[Opening RECORDED INFORMATION section]

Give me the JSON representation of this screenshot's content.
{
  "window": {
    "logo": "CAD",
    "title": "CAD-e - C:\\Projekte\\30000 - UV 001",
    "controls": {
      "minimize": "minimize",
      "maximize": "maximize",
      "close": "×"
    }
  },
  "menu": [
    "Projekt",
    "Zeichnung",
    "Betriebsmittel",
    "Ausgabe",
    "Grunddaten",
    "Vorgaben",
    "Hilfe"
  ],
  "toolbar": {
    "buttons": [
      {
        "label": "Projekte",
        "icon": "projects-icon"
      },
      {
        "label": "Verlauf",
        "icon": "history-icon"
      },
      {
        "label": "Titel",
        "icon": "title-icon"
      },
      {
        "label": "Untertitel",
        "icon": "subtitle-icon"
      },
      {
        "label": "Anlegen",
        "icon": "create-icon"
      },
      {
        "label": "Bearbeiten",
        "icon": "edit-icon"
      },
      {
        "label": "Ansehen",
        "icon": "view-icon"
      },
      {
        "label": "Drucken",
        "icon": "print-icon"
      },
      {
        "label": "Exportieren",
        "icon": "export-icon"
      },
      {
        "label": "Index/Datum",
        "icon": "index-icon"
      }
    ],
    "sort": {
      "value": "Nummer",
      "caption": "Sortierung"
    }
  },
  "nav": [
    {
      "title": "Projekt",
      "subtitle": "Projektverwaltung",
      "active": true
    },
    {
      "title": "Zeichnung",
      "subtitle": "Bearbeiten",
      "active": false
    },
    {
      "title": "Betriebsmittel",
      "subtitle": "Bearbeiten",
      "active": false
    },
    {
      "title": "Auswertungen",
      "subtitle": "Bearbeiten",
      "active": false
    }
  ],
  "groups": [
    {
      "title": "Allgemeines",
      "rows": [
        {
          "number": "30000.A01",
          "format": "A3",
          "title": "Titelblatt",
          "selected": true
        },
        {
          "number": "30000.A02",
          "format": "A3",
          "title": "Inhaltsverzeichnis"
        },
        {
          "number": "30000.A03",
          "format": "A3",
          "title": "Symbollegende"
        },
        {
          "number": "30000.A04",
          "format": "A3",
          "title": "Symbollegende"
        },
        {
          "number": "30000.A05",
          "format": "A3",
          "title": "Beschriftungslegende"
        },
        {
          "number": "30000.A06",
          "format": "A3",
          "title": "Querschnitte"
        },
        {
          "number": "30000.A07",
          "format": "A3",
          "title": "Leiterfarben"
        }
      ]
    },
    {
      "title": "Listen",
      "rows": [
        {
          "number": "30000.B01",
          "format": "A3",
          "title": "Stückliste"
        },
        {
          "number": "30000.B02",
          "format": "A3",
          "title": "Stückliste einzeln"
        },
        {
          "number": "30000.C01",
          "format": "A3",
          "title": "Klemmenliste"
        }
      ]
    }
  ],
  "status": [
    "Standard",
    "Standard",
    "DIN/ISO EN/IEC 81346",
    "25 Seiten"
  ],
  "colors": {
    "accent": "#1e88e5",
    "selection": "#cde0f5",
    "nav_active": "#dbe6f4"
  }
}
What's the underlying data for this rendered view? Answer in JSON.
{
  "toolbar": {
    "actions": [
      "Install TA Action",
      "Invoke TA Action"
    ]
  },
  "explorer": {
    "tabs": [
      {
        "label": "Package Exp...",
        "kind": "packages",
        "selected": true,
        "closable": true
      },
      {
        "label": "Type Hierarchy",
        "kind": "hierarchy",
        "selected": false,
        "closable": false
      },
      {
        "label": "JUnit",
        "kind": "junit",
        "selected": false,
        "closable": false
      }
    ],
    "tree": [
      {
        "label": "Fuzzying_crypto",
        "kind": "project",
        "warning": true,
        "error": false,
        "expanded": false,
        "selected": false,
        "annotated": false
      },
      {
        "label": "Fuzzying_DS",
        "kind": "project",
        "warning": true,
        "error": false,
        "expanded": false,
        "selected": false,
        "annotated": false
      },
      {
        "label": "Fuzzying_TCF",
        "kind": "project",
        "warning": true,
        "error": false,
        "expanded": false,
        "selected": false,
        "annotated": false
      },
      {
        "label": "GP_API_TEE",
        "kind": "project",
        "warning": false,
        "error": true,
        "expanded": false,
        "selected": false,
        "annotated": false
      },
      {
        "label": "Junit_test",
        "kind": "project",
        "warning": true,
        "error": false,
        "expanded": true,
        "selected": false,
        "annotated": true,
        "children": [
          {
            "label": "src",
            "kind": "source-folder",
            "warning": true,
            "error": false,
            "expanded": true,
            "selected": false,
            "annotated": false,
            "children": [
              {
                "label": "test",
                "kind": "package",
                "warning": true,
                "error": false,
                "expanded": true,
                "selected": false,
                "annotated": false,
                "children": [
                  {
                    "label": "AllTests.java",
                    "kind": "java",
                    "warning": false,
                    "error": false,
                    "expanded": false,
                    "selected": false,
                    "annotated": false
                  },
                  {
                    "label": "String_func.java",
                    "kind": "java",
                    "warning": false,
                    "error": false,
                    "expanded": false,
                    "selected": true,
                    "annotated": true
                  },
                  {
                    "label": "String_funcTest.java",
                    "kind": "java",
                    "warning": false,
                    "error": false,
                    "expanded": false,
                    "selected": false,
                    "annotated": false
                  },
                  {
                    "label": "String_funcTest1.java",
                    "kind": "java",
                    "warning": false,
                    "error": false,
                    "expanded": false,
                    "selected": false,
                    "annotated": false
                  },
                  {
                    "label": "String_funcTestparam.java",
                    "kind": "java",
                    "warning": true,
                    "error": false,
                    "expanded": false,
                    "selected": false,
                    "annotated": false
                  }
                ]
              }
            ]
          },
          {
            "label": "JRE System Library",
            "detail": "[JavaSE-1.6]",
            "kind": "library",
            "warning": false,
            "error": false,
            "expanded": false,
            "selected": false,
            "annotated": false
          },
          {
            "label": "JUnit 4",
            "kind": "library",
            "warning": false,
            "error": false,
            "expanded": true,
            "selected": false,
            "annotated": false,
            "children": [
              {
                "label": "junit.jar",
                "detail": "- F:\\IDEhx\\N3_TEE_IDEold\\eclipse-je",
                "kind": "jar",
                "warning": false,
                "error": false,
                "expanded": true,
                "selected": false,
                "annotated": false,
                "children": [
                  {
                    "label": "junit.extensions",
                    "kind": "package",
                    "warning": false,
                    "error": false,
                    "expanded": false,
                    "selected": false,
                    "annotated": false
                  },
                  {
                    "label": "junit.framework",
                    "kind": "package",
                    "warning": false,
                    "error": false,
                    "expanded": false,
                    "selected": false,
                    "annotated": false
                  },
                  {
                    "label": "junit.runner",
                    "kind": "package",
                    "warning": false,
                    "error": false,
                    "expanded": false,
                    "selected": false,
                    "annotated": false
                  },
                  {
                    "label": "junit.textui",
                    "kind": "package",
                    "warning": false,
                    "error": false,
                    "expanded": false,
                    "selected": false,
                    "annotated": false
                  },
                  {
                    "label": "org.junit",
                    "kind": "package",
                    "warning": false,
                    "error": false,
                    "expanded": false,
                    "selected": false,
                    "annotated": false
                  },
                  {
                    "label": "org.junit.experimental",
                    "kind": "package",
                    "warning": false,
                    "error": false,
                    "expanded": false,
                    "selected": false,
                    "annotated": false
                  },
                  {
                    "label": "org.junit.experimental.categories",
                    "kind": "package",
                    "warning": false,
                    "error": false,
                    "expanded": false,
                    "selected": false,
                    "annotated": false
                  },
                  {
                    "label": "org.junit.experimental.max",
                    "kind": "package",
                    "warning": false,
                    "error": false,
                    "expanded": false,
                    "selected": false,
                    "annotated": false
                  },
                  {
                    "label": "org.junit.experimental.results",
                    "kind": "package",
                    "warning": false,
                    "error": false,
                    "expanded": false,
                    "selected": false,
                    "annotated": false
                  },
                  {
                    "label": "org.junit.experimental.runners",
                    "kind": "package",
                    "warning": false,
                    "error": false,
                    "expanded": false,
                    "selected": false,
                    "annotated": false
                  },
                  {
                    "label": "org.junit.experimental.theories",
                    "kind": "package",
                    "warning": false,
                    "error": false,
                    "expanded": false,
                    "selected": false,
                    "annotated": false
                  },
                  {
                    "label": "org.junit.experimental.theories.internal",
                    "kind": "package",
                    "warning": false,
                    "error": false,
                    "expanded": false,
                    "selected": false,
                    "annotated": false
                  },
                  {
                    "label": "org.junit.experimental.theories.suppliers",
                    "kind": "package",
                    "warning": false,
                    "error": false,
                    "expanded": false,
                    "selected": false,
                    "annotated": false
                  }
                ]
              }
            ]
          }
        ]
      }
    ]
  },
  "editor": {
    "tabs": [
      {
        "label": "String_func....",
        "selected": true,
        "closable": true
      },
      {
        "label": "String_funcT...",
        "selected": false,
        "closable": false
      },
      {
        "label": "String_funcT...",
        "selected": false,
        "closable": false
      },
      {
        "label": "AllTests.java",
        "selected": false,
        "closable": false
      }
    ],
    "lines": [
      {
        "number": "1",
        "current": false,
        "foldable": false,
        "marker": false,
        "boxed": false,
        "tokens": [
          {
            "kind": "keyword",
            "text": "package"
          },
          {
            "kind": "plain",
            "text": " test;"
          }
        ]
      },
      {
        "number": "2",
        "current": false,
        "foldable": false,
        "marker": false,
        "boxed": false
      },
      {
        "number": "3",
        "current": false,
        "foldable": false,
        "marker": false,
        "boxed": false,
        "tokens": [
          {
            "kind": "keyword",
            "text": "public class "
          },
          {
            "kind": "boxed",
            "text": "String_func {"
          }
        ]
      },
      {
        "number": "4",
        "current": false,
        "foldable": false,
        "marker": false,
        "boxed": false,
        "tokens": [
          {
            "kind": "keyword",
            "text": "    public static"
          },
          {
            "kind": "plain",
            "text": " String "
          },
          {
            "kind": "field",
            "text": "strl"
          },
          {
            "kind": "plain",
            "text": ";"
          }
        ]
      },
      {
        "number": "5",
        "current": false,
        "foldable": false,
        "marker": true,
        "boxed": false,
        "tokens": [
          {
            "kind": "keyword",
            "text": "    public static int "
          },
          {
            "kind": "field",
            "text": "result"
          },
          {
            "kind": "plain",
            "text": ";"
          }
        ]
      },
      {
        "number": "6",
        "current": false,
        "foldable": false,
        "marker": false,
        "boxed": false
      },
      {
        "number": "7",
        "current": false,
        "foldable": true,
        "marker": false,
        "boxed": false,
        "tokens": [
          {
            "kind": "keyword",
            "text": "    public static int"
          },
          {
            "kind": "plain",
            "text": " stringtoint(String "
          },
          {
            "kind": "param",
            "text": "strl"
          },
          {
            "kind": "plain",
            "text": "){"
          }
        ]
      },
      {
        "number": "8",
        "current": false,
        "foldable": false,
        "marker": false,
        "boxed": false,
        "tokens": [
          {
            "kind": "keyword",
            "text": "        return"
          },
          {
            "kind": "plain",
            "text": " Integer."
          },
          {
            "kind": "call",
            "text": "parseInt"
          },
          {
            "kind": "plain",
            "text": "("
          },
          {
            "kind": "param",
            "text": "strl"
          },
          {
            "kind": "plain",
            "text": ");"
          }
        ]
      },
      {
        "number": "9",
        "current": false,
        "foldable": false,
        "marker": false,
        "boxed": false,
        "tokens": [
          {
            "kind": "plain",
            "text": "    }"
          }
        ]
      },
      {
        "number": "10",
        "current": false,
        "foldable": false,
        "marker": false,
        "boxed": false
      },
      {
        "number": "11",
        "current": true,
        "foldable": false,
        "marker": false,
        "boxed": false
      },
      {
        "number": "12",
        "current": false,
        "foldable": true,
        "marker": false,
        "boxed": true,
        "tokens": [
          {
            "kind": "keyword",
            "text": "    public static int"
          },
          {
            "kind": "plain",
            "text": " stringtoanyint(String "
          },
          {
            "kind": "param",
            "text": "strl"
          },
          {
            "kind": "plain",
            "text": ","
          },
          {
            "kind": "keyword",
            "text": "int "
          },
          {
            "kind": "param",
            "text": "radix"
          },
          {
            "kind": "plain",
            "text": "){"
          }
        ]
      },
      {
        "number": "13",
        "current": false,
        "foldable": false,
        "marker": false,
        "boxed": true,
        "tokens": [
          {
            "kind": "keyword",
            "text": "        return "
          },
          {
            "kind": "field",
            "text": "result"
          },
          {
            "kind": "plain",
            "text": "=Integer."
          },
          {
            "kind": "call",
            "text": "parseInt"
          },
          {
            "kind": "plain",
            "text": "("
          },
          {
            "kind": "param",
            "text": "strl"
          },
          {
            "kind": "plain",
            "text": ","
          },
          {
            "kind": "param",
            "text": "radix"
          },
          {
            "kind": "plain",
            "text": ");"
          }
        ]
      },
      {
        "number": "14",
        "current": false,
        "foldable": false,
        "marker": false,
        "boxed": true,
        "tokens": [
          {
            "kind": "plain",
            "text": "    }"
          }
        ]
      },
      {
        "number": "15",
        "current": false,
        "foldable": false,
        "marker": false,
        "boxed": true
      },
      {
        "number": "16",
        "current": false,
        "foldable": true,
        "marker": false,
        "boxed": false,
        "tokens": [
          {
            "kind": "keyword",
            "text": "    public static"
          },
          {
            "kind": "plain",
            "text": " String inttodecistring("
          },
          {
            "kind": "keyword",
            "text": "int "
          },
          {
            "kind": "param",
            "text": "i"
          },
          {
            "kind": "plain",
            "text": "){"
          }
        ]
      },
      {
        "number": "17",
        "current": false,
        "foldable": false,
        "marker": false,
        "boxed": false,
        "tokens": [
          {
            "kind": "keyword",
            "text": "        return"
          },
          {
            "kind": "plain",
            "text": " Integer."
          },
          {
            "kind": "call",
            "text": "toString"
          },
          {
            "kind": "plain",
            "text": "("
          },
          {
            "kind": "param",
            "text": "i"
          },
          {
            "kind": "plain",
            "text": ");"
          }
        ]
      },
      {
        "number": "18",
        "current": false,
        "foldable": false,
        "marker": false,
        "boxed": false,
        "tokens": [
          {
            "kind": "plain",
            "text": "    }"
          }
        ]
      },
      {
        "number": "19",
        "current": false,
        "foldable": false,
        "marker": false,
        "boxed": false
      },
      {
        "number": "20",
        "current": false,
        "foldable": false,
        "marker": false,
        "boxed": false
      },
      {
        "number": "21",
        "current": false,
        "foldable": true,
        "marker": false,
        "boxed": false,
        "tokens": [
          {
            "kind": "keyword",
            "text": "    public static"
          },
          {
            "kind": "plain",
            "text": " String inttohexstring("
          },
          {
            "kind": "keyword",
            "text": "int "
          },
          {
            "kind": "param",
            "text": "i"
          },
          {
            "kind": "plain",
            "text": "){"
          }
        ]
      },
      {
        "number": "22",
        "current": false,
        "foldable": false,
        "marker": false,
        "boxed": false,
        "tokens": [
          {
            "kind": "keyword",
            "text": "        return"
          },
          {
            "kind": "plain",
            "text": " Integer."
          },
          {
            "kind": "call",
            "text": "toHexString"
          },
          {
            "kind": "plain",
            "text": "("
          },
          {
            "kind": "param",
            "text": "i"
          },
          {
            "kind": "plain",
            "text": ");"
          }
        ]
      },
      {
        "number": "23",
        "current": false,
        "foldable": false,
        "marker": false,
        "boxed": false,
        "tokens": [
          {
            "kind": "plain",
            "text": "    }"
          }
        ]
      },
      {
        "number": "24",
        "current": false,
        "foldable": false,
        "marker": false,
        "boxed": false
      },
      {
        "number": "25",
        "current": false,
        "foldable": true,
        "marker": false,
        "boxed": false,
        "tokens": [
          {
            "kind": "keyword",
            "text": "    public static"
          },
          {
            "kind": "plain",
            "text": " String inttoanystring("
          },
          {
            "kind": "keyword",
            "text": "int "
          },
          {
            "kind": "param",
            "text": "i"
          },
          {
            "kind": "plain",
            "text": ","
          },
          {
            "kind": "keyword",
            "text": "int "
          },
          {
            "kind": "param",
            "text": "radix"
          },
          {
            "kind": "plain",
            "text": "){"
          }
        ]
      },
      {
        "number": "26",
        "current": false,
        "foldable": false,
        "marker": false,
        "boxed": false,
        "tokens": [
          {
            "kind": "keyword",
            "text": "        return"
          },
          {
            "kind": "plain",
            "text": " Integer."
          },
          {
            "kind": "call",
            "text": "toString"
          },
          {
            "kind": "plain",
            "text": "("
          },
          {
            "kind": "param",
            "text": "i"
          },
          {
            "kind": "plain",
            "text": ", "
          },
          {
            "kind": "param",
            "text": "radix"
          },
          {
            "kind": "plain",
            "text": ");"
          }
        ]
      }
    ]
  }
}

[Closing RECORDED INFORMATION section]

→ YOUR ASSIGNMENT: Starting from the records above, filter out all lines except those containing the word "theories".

→ ANSWER SECTION:
                    "label": "org.junit.experimental.theories",
                    "label": "org.junit.experimental.theories.internal",
                    "label": "org.junit.experimental.theories.suppliers",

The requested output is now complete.